New Artist Find: Redder


Hailing from Helsinki, Finland, the dynamic new artist Redder dabbles in a genre-melding mix of electronic, folk and trip-hop. It appears that Redder themselves even have a hard time defining their sound. Tags on their SoundCloud page range from “Ambient-acoustic” to “Audio-Noir” (I’ll admit that is a new one for me). The thing about it is, all of those labels accurately describe Redder.

A big thanks to unparalleled curator Duffster for bringing this category-defying act to our attention. Redder provides no shortage of engaging melodies layered over ambient, electronic backdrops and even some thoroughly good lyrics (a rarity, it seems, in most electronic music).

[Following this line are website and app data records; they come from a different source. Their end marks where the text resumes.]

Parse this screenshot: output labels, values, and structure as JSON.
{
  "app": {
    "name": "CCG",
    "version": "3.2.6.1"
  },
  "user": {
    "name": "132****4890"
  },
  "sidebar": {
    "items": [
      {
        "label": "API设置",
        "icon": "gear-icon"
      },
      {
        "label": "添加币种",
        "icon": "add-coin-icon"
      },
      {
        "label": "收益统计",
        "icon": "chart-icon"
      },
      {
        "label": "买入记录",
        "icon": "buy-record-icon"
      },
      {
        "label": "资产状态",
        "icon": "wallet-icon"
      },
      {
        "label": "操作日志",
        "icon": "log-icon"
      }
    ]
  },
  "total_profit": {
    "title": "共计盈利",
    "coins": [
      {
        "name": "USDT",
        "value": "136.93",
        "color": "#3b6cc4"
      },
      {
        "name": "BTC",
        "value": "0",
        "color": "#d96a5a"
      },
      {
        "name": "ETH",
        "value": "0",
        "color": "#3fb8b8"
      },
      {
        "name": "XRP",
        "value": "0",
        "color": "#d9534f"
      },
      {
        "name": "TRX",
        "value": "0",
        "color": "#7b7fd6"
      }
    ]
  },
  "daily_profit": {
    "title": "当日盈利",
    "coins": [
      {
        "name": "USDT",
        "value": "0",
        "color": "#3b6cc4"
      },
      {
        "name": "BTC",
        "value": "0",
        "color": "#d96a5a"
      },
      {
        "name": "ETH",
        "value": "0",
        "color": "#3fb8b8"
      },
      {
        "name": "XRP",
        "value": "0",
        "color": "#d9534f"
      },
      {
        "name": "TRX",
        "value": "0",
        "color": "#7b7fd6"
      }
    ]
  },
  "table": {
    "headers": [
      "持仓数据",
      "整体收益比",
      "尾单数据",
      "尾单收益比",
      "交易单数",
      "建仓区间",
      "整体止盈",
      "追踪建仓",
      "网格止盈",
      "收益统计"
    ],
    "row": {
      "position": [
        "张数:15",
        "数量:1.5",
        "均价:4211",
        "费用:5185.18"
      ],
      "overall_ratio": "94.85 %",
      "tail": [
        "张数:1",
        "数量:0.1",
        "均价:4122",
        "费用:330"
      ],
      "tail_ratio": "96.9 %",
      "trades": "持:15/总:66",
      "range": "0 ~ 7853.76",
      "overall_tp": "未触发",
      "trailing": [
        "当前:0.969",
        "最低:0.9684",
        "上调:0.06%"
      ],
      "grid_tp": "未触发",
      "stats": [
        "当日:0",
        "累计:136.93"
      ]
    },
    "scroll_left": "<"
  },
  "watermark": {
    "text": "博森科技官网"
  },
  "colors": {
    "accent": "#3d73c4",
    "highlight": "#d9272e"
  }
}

The first song I heard from Redder is also the namesake of their latest EP, Border/Lines. It’s a brooding, thoughtful track that takes full advantage of soothing vocals that are almost reminiscent of Chris Martin – I hope that’s not misconstrued as an insult. Backing the vocals is a loping, pleasantly disjointed ambient soundscape that occasionally sounds a bit like muted factory machinery.

This is “Border/Lines.”

The next track up from Redder was “Ghoul.” This song is sometimes heavy on the vocal modulation, sometimes big on light, clean melodies. There’s a lot going on in this song without it feeling like there’s a lot going on. It’s a beautiful mashup of styles that ends up working remarkably well.

I especially liked the echoing “bowowow” that starts around 1:00.

The third and final song I had the pleasure of sampling for this review was “Faster.” This is the track described as “audio-noir” and it’s a remarkably apt categorization. It moves slowly but steadily and cast a long, dark shadow. It’s ambient music meets John Alton. It’s all smoke and silhouettes.

It’s beautiful in an uneasy, dark kind of way.

Redder embraces many of the trends we’re seeing from new artists lately: darker themes, unconventional structures, eschewing the classic “climax.” It’s like these songs each have their own independent narrative; they lay out a murky tableau for the listener. It’s dark and it’s sometimes uncertain, but it’s damn entertaining music.